Prior to Tuesday’s state quarterfinal game at Lord Botetourt, Brookville catcher Jared Glinski walked up to shortstop Zach Thompson and made a prediction.
“You’re gonna hit one out tonight,” he told Thompson.
A bold prophecy, because the wiry leadoff hitter who doubles as a wide receiver in the fall hadn’t hit a home run all season.
But in the sixth inning, Thompson’s eyes lit up. He turned on a belt-high, first-pitch fastball and smashed it beyond the left-field fence.
“I just saw that I liked it and attacked,” Thompson said. “It felt good to get that first one for this season, but it felt even better to get that win.”
Brookville (19-8) entered in need of a strong night at the plate after Fluvanna County held the Campbell County boys to just five hits in last week’s Region 3C championship.
But facing elimination Tuesday, the Bees emerged victorious and in the process became a serious contender for the Class 3 crown, moving on to the state final four behind strong pitching and a renewed offensive approach.
“The Fluvanna game was really a wakeup call for the bats,” Glinski said. “We just took our foot off the gas and realized we needed to pick it up against Botetourt and set the precedent for the [next] two games.”
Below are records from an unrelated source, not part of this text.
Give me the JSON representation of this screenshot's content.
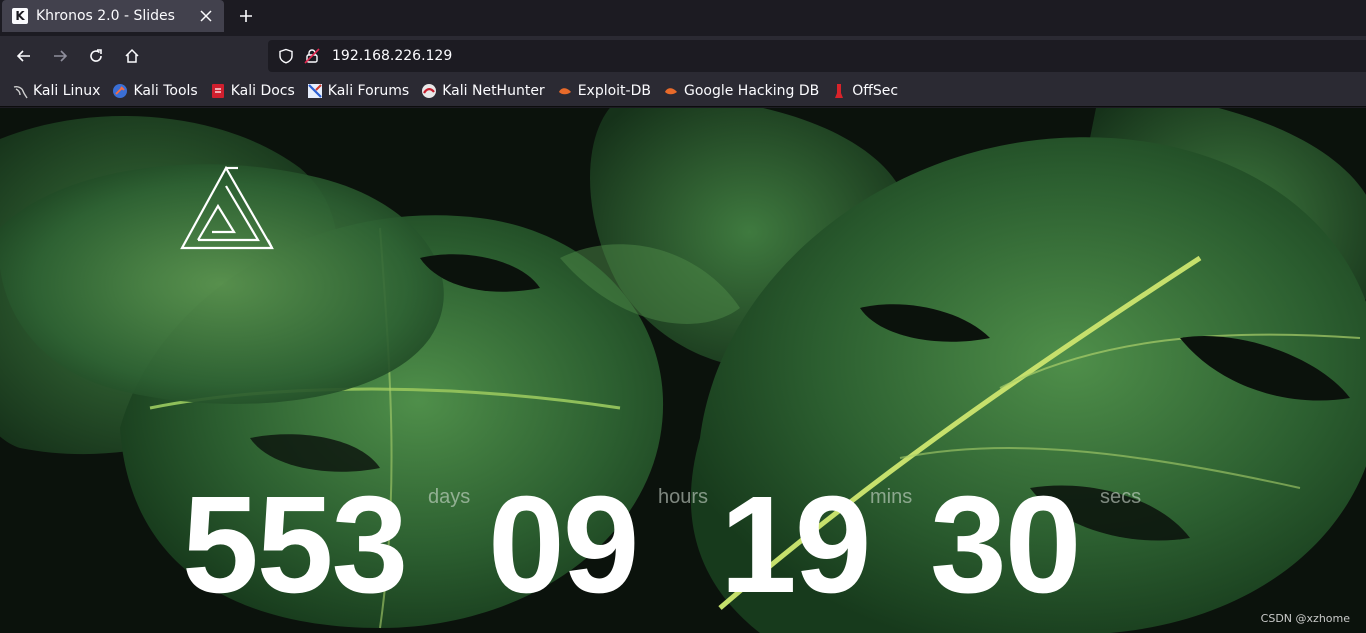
{
  "browser": {
    "tab": {
      "title": "Khronos 2.0 - Slides",
      "favicon_letter": "K"
    },
    "url": "192.168.226.129",
    "bookmarks": [
      {
        "label": "Kali Linux",
        "icon": "kali-dragon-icon"
      },
      {
        "label": "Kali Tools",
        "icon": "kali-tools-icon"
      },
      {
        "label": "Kali Docs",
        "icon": "kali-docs-icon"
      },
      {
        "label": "Kali Forums",
        "icon": "kali-forums-icon"
      },
      {
        "label": "Kali NetHunter",
        "icon": "nethunter-icon"
      },
      {
        "label": "Exploit-DB",
        "icon": "exploit-db-icon"
      },
      {
        "label": "Google Hacking DB",
        "icon": "ghdb-icon"
      },
      {
        "label": "OffSec",
        "icon": "offsec-icon"
      }
    ]
  },
  "countdown": {
    "days": {
      "value": "553",
      "unit": "days"
    },
    "hours": {
      "value": "09",
      "unit": "hours"
    },
    "mins": {
      "value": "19",
      "unit": "mins"
    },
    "secs": {
      "value": "30",
      "unit": "secs"
    }
  },
  "watermark": "CSDN @xzhome",
  "colors": {
    "chrome_dark": "#1c1b22",
    "chrome_mid": "#2b2a33",
    "tab_active": "#42414d",
    "leaf_green": "#2f6b36"
  }
}
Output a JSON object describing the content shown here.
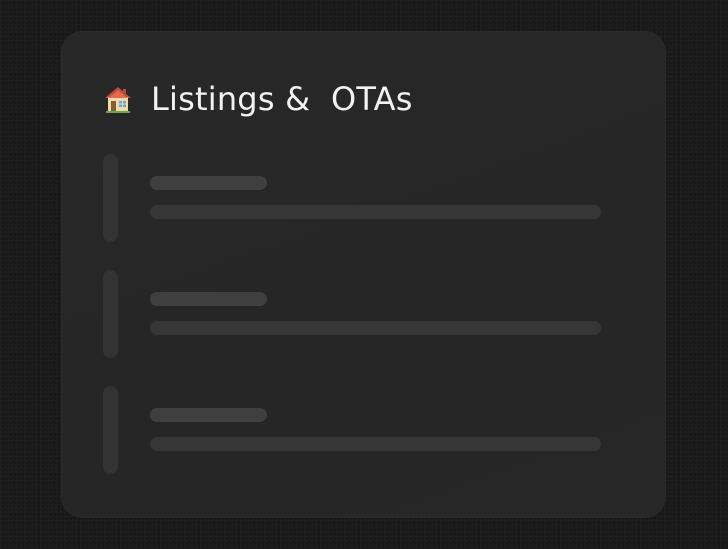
{
  "card": {
    "title": "Listings &  OTAs",
    "icon": "house-icon"
  },
  "skeleton_rows": [
    {
      "state": "loading"
    },
    {
      "state": "loading"
    },
    {
      "state": "loading"
    }
  ]
}
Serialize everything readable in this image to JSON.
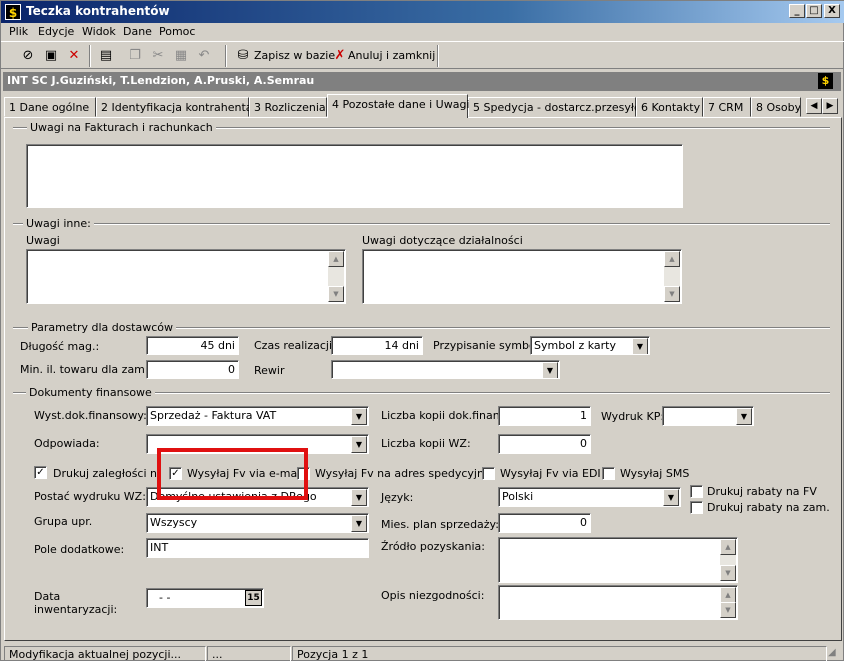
{
  "window": {
    "title": "Teczka kontrahentów",
    "app_icon": "dollar-icon",
    "buttons": [
      "_",
      "□",
      "X"
    ]
  },
  "menu": [
    "Plik",
    "Edycje",
    "Widok",
    "Dane",
    "Pomoc"
  ],
  "toolbar": {
    "save": "Zapisz w bazie",
    "cancel": "Anuluj i zamknij",
    "icons": [
      "find-icon",
      "save-icon",
      "delete-icon",
      "properties-icon",
      "copy-icon",
      "cut-icon",
      "paste-icon",
      "undo-icon"
    ]
  },
  "header": {
    "name": "INT SC J.Guziński, T.Lendzion, A.Pruski, A.Semrau"
  },
  "tabs": [
    "1 Dane ogólne",
    "2 Identyfikacja kontrahenta",
    "3 Rozliczenia",
    "4 Pozostałe dane i Uwagi",
    "5 Spedycja - dostarcz.przesyłek",
    "6 Kontakty",
    "7 CRM",
    "8 Osoby"
  ],
  "active_tab": 3,
  "uwagi_fv": {
    "group": "Uwagi na Fakturach i rachunkach",
    "value": ""
  },
  "uwagi_inne": {
    "group": "Uwagi inne:",
    "uwagi_label": "Uwagi",
    "uwagi_value": "",
    "dzial_label": "Uwagi dotyczące działalności",
    "dzial_value": ""
  },
  "parametry": {
    "group": "Parametry dla dostawców",
    "dlugosc_label": "Długość mag.:",
    "dlugosc_value": "45 dni",
    "czas_label": "Czas realizacji",
    "czas_value": "14 dni",
    "przyp_label": "Przypisanie symboli",
    "przyp_value": "Symbol z karty",
    "min_label": "Min. il. towaru dla zam.",
    "min_value": "0",
    "rewir_label": "Rewir",
    "rewir_value": ""
  },
  "dokumenty": {
    "group": "Dokumenty finansowe",
    "wyst_label": "Wyst.dok.finansowy:",
    "wyst_value": "Sprzedaż - Faktura VAT",
    "kopii_label": "Liczba kopii dok.finans.",
    "kopii_value": "1",
    "wydruk_kp_label": "Wydruk KP:",
    "wydruk_kp_value": "",
    "odpowiada_label": "Odpowiada:",
    "odpowiada_value": "",
    "kopii_wz_label": "Liczba kopii WZ:",
    "kopii_wz_value": "0",
    "cb_zaleglosci": "Drukuj zaległości na FV",
    "cb_email": "Wysyłaj Fv via e-mail",
    "cb_spedycja": "Wysyłaj Fv na adres spedycyjny",
    "cb_edi": "Wysyłaj Fv via EDI",
    "cb_sms": "Wysyłaj SMS",
    "postac_label": "Postać wydruku WZ:",
    "postac_value": "Domyślne ustawienia z DRego",
    "jezyk_label": "Język:",
    "jezyk_value": "Polski",
    "cb_rabaty_fv": "Drukuj rabaty na FV",
    "cb_rabaty_zam": "Drukuj rabaty na zam.",
    "grupa_label": "Grupa upr.",
    "grupa_value": "Wszyscy",
    "plan_label": "Mies. plan sprzedaży:",
    "plan_value": "0",
    "pole_label": "Pole dodatkowe:",
    "pole_value": "INT",
    "zrodlo_label": "Źródło pozyskania:",
    "zrodlo_value": "",
    "data_label": "Data inwentaryzacji:",
    "data_value": "- -",
    "data_btn": "15",
    "opis_label": "Opis niezgodności:",
    "opis_value": ""
  },
  "status": {
    "left": "Modyfikacja aktualnej pozycji...",
    "mid": "...",
    "pos": "Pozycja 1 z 1"
  },
  "colors": {
    "highlight": "#e01010",
    "titlebar": "#0a246a"
  }
}
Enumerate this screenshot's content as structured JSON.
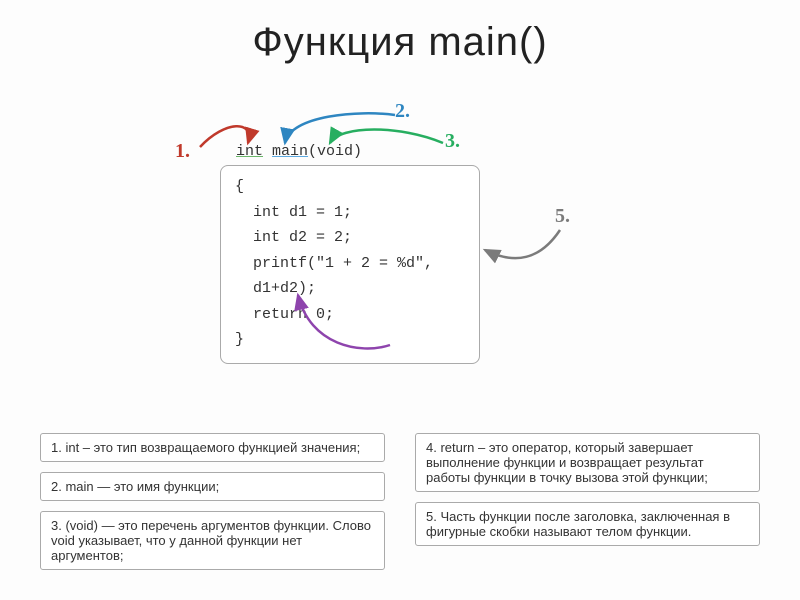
{
  "title": "Функция main()",
  "labels": {
    "l1": "1.",
    "l2": "2.",
    "l3": "3.",
    "l4": "4.",
    "l5": "5."
  },
  "code": {
    "sig_int": "int",
    "sig_main": "main",
    "sig_void": "(void)",
    "line_open": "{",
    "line1": "int d1 = 1;",
    "line2": "int d2 = 2;",
    "line3": "printf(\"1 + 2 = %d\", d1+d2);",
    "line4": "return 0;",
    "line_close": "}"
  },
  "descriptions": {
    "d1": "1.  int – это тип возвращаемого функцией значения;",
    "d2": "2.  main — это имя функции;",
    "d3": "3.  (void) — это перечень аргументов функции. Слово void указывает, что у данной функции нет аргументов;",
    "d4": "4.  return – это оператор, который завершает выполнение функции и возвращает результат работы функции в точку вызова этой функции;",
    "d5": "5.  Часть функции после заголовка, заключенная в фигурные скобки называют телом функции."
  }
}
Another test awaits the Bees on Friday morning, when they play Tabb High in the state semifinals at Salem’s Kiwanis Field. First pitch is scheduled for 9 a.m.
The Bees are making their second state final four appearance in three years and trying to get back to a state title game for the first time since 2012, when they lost to Powhatan in Chris Glaize’s first season as head coach.
Tuesday’s win gave the coach hope his team can continue responding in the weight of the moment. Glaize has talked all season about his players, how they’re resilient, how life against a grueling Seminole District slate prepared them for the postseason, how they’re talented enough to play with anyone in Class 3.
The Bees may be on their way to proving him right. Players didn’t panic, he said, after last week’s loss to Fluvanna.
“We went back to work the next day in practice, redialed in, refocused and did what we had to do,” Glaize said. “I was really impressed with our looseness. We weren’t tight; we couldn’t wait to play again.”
Part of that comes from the experienced pitching staff comprised of ace Brennan Abbott (9-0, 1.14 ERA) and fellow starters Brock Duff (5-3, 2.64) and Jed Howard (3-3, 1.73).
And when BHS is at its best, the top half of its lineup can be lethal. Thompson, who pounded out three hits against Botetourt, is followed by Kyle Hammock, whom Glaize refers to as “our dirtball.”
“He’s just a dirtbag,” the coach said, “getting bunts down and hitting behind runners.”
Glinski is the three-hole hitter who sports a team-best .383 average and a team-high five homers. Abbott, hitting .476 in seven postseason games, follows him, and Howard hits after that. All five are hitting over .300 for the entire season.
Thompson said his teammates learned something about their approaches against Fluvanna pitching.
“You’ve got to leave that in the past,” he said.
“You can’t dwell on it. We were taking too many strikes [against Fluvanna]. This time, we just came to hit.”
Glinksi credited the offensive barrage to aggressiveness, something he’s committed to help his teammates maintain moving forward.
“In my three years of experience, we’re always a team that’s a little bit slept on, playing an underdog role,” the junior said. “But we’ve come alive at the right time of the season.”
Glinski’s eyes lit up Tuesday night, too. He clobbered a solo homer that gave BHS a 2-1 lead in the fourth.
“When you see all your teammates getting pumped and waiting for you at the plate, you don’t get a much better feeling than that in all of sports,” he said of rounding the bases after a homer.
Brookville will need that confidence at the plate Friday. The Yorktown-based Tabb Tigers (20-3) swept through Bay Rivers District play and then mauled three more opponents on their way to winning the Region 3A title.
“How are they gonna respond under pressure?” Glaize said of his semifinal concerns, and then added: “But they’re resilient.”
For Thompson, the semifinals are all about duplicating Tuesday’s performances.
“Come out aggressive,” he said.
While Glinski was pleased with the offensive effort Tuesday, he wasn’t surprised by Thompson’s blast. After all, he predicted it.
“I was really excited for him,” the catcher said, “and it was cool to call it.”
Ben Cates covers high school sports for The News & Advance. Reach him at (434) 385-5527.